_Extracted data_.
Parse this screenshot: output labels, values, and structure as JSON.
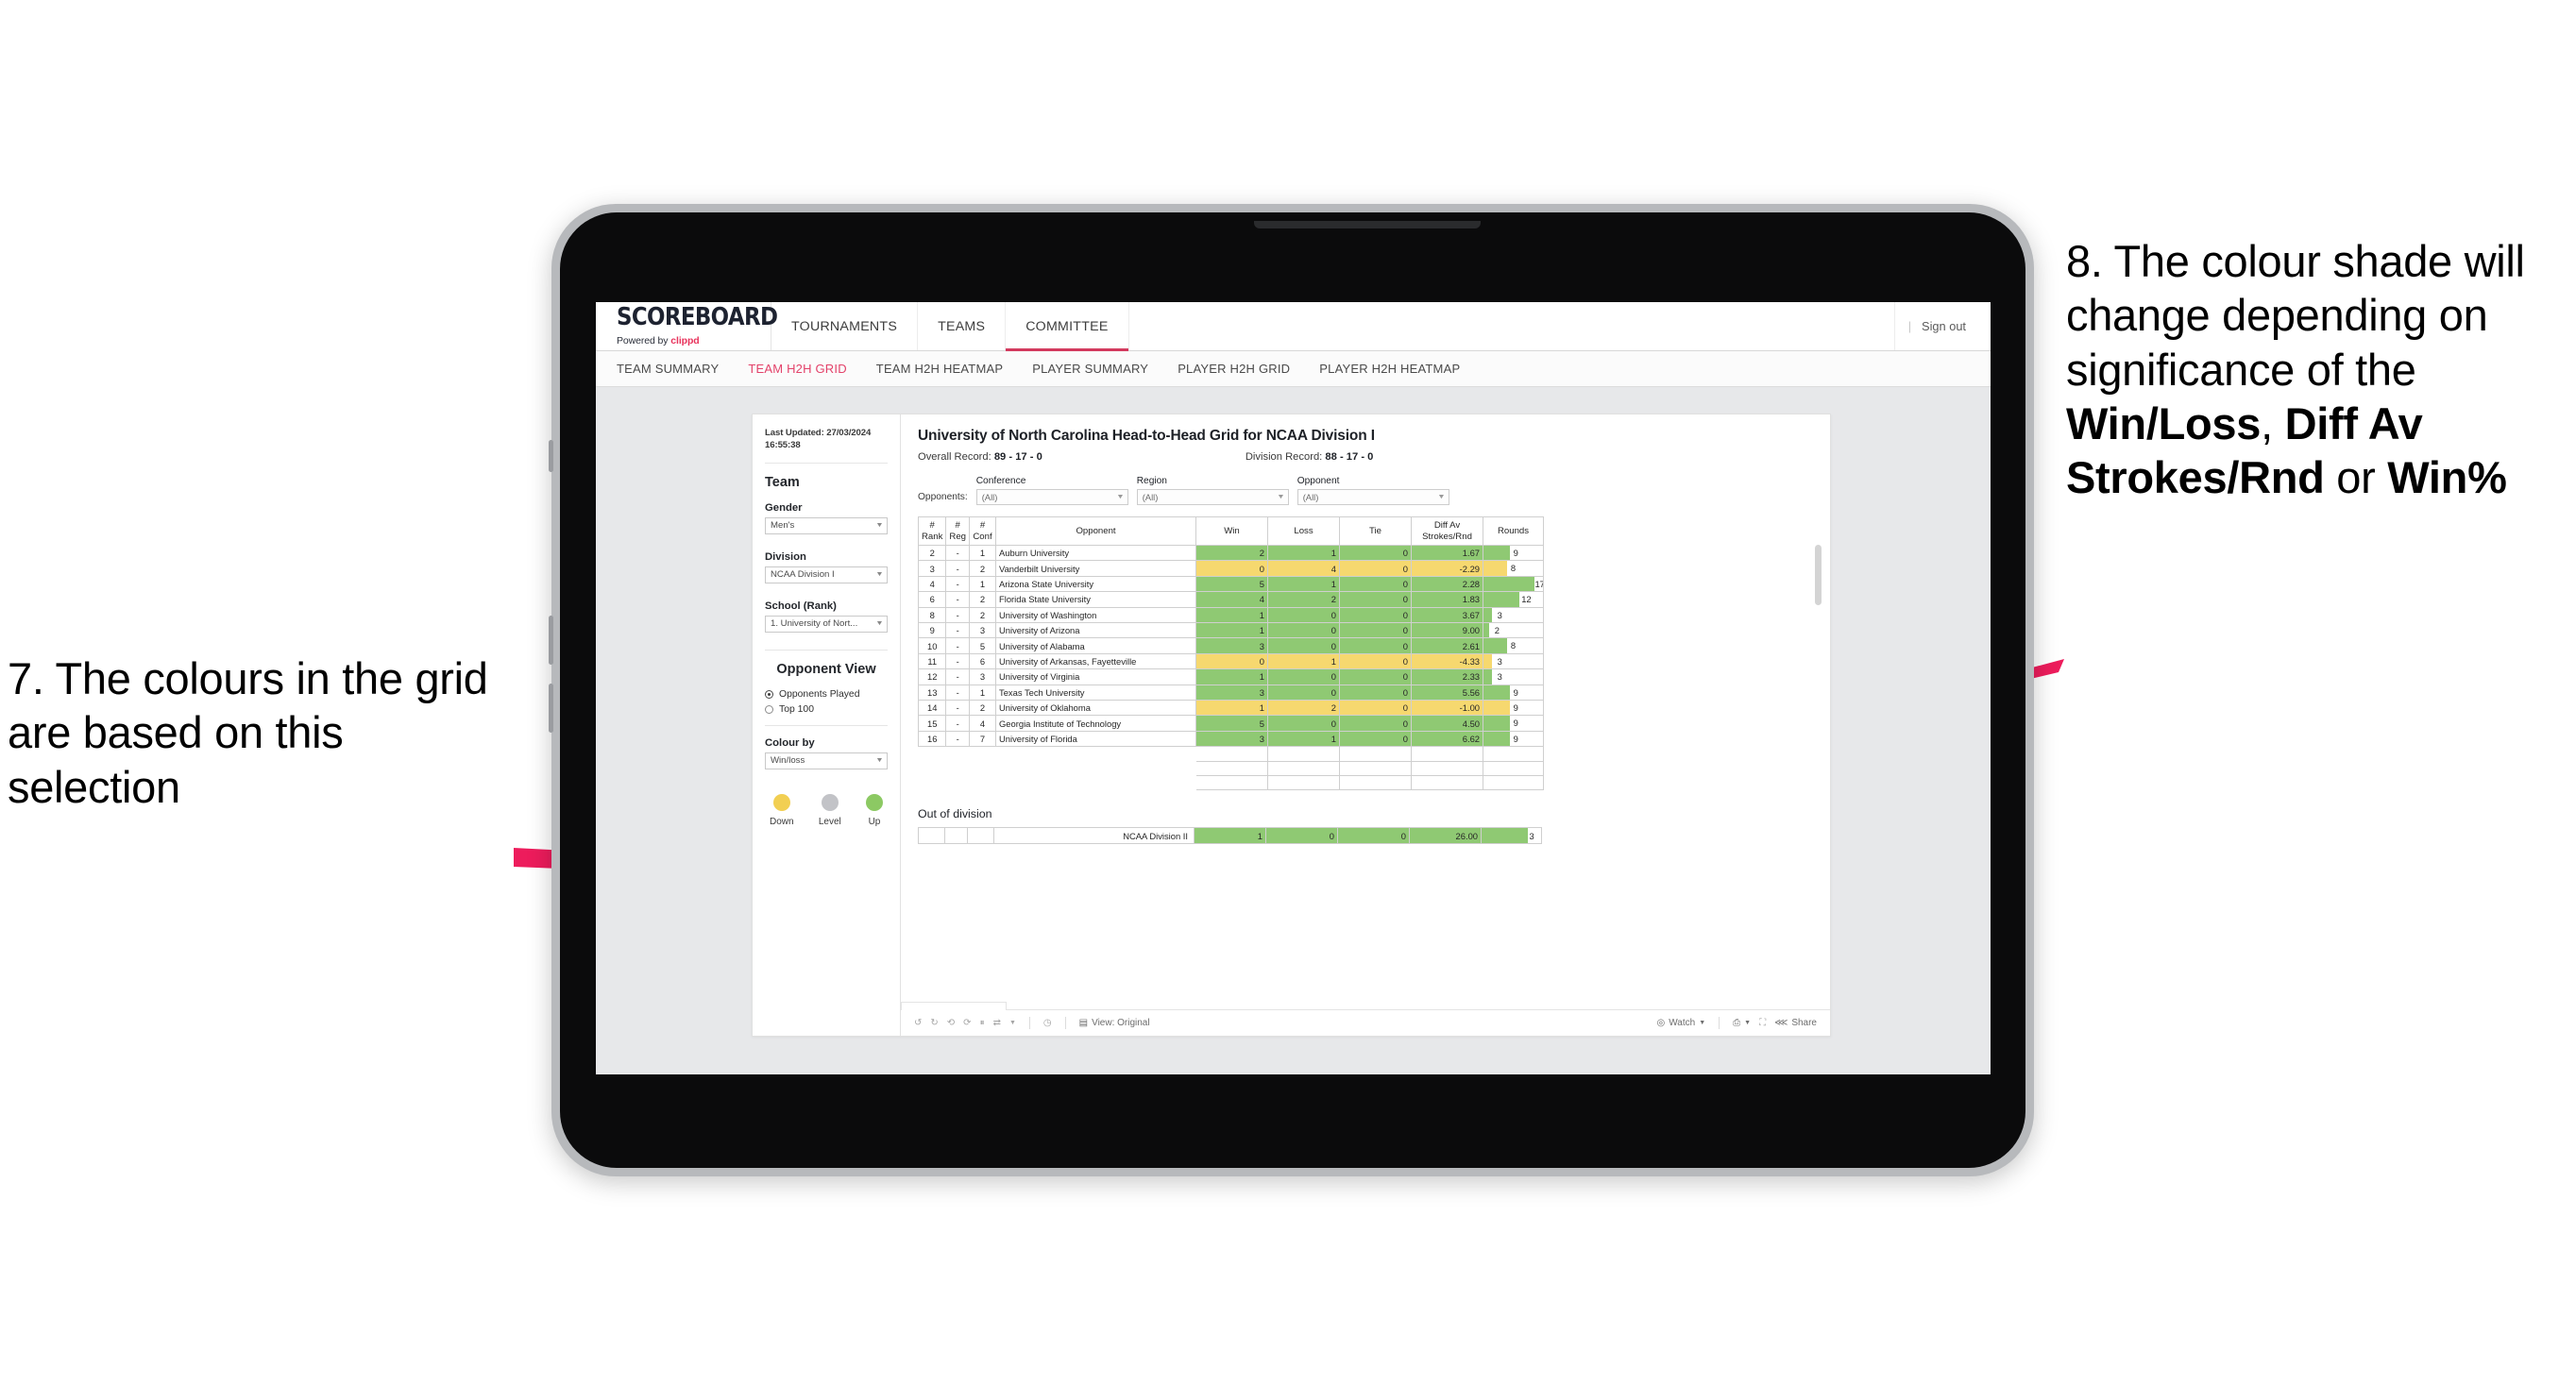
{
  "annotations": {
    "left": {
      "id": "7.",
      "text": "7. The colours in the grid are based on this selection"
    },
    "right": {
      "lead": "8. The colour shade will change depending on significance of the ",
      "b1": "Win/Loss",
      "mid1": ", ",
      "b2": "Diff Av Strokes/Rnd",
      "mid2": " or ",
      "b3": "Win%"
    },
    "arrow_color": "#ED1C5C"
  },
  "app": {
    "brand": {
      "title": "SCOREBOARD",
      "powered_by": "Powered by ",
      "clippd": "clippd"
    },
    "main_tabs": [
      {
        "label": "TOURNAMENTS",
        "active": false
      },
      {
        "label": "TEAMS",
        "active": false
      },
      {
        "label": "COMMITTEE",
        "active": true
      }
    ],
    "header_right": {
      "divider": "|",
      "sign_out": "Sign out"
    },
    "sub_tabs": [
      {
        "label": "TEAM SUMMARY",
        "active": false
      },
      {
        "label": "TEAM H2H GRID",
        "active": true
      },
      {
        "label": "TEAM H2H HEATMAP",
        "active": false
      },
      {
        "label": "PLAYER SUMMARY",
        "active": false
      },
      {
        "label": "PLAYER H2H GRID",
        "active": false
      },
      {
        "label": "PLAYER H2H HEATMAP",
        "active": false
      }
    ]
  },
  "sidebar": {
    "last_updated": "Last Updated: 27/03/2024 16:55:38",
    "team_heading": "Team",
    "gender": {
      "label": "Gender",
      "value": "Men's"
    },
    "division": {
      "label": "Division",
      "value": "NCAA Division I"
    },
    "school": {
      "label": "School (Rank)",
      "value": "1. University of Nort..."
    },
    "opponent_view": {
      "heading": "Opponent View",
      "options": [
        {
          "label": "Opponents Played",
          "selected": true
        },
        {
          "label": "Top 100",
          "selected": false
        }
      ]
    },
    "colour_by": {
      "label": "Colour by",
      "value": "Win/loss"
    },
    "legend": [
      {
        "label": "Down",
        "color": "#f2cf52"
      },
      {
        "label": "Level",
        "color": "#c2c3c7"
      },
      {
        "label": "Up",
        "color": "#8cc963"
      }
    ]
  },
  "viz": {
    "title": "University of North Carolina Head-to-Head Grid for NCAA Division I",
    "overall_record_label": "Overall Record: ",
    "overall_record": "89 - 17 - 0",
    "division_record_label": "Division Record: ",
    "division_record": "88 - 17 - 0",
    "opponents_label": "Opponents:",
    "filters": [
      {
        "label": "Conference",
        "value": "(All)"
      },
      {
        "label": "Region",
        "value": "(All)"
      },
      {
        "label": "Opponent",
        "value": "(All)"
      }
    ],
    "columns": [
      {
        "key": "rank",
        "l1": "#",
        "l2": "Rank"
      },
      {
        "key": "reg",
        "l1": "#",
        "l2": "Reg"
      },
      {
        "key": "conf",
        "l1": "#",
        "l2": "Conf"
      },
      {
        "key": "opponent",
        "l1": "Opponent",
        "l2": ""
      },
      {
        "key": "win",
        "l1": "Win",
        "l2": ""
      },
      {
        "key": "loss",
        "l1": "Loss",
        "l2": ""
      },
      {
        "key": "tie",
        "l1": "Tie",
        "l2": ""
      },
      {
        "key": "diff",
        "l1": "Diff Av",
        "l2": "Strokes/Rnd"
      },
      {
        "key": "rounds",
        "l1": "Rounds",
        "l2": ""
      }
    ],
    "rows": [
      {
        "rank": "2",
        "reg": "-",
        "conf": "1",
        "opponent": "Auburn University",
        "win": "2",
        "loss": "1",
        "tie": "0",
        "diff": "1.67",
        "rounds": "9",
        "tone": "g",
        "bar": 45
      },
      {
        "rank": "3",
        "reg": "-",
        "conf": "2",
        "opponent": "Vanderbilt University",
        "win": "0",
        "loss": "4",
        "tie": "0",
        "diff": "-2.29",
        "rounds": "8",
        "tone": "y",
        "bar": 40
      },
      {
        "rank": "4",
        "reg": "-",
        "conf": "1",
        "opponent": "Arizona State University",
        "win": "5",
        "loss": "1",
        "tie": "0",
        "diff": "2.28",
        "rounds": "17",
        "tone": "g",
        "bar": 85
      },
      {
        "rank": "6",
        "reg": "-",
        "conf": "2",
        "opponent": "Florida State University",
        "win": "4",
        "loss": "2",
        "tie": "0",
        "diff": "1.83",
        "rounds": "12",
        "tone": "g",
        "bar": 60
      },
      {
        "rank": "8",
        "reg": "-",
        "conf": "2",
        "opponent": "University of Washington",
        "win": "1",
        "loss": "0",
        "tie": "0",
        "diff": "3.67",
        "rounds": "3",
        "tone": "g",
        "bar": 15
      },
      {
        "rank": "9",
        "reg": "-",
        "conf": "3",
        "opponent": "University of Arizona",
        "win": "1",
        "loss": "0",
        "tie": "0",
        "diff": "9.00",
        "rounds": "2",
        "tone": "g",
        "bar": 10
      },
      {
        "rank": "10",
        "reg": "-",
        "conf": "5",
        "opponent": "University of Alabama",
        "win": "3",
        "loss": "0",
        "tie": "0",
        "diff": "2.61",
        "rounds": "8",
        "tone": "g",
        "bar": 40
      },
      {
        "rank": "11",
        "reg": "-",
        "conf": "6",
        "opponent": "University of Arkansas, Fayetteville",
        "win": "0",
        "loss": "1",
        "tie": "0",
        "diff": "-4.33",
        "rounds": "3",
        "tone": "y",
        "bar": 15
      },
      {
        "rank": "12",
        "reg": "-",
        "conf": "3",
        "opponent": "University of Virginia",
        "win": "1",
        "loss": "0",
        "tie": "0",
        "diff": "2.33",
        "rounds": "3",
        "tone": "g",
        "bar": 15
      },
      {
        "rank": "13",
        "reg": "-",
        "conf": "1",
        "opponent": "Texas Tech University",
        "win": "3",
        "loss": "0",
        "tie": "0",
        "diff": "5.56",
        "rounds": "9",
        "tone": "g",
        "bar": 45
      },
      {
        "rank": "14",
        "reg": "-",
        "conf": "2",
        "opponent": "University of Oklahoma",
        "win": "1",
        "loss": "2",
        "tie": "0",
        "diff": "-1.00",
        "rounds": "9",
        "tone": "y",
        "bar": 45
      },
      {
        "rank": "15",
        "reg": "-",
        "conf": "4",
        "opponent": "Georgia Institute of Technology",
        "win": "5",
        "loss": "0",
        "tie": "0",
        "diff": "4.50",
        "rounds": "9",
        "tone": "g",
        "bar": 45
      },
      {
        "rank": "16",
        "reg": "-",
        "conf": "7",
        "opponent": "University of Florida",
        "win": "3",
        "loss": "1",
        "tie": "0",
        "diff": "6.62",
        "rounds": "9",
        "tone": "g",
        "bar": 45
      }
    ],
    "out_of_division": {
      "title": "Out of division",
      "row": {
        "opponent": "NCAA Division II",
        "win": "1",
        "loss": "0",
        "tie": "0",
        "diff": "26.00",
        "rounds": "3",
        "tone": "g",
        "bar": 78
      }
    }
  },
  "toolbar": {
    "view_label": "View: Original",
    "watch_label": "Watch",
    "share_label": "Share",
    "icons": [
      "undo-icon",
      "redo-icon",
      "revert-icon",
      "refresh-icon",
      "pause-icon",
      "swap-icon",
      "caret-down-icon",
      "help-icon",
      "view-icon",
      "watch-icon",
      "device-icon",
      "fullscreen-icon",
      "share-icon"
    ]
  }
}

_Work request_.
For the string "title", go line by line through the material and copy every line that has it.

_Response below_.
      "title": "SCOREBOARD",
    "title": "University of North Carolina Head-to-Head Grid for NCAA Division I",
      "title": "Out of division",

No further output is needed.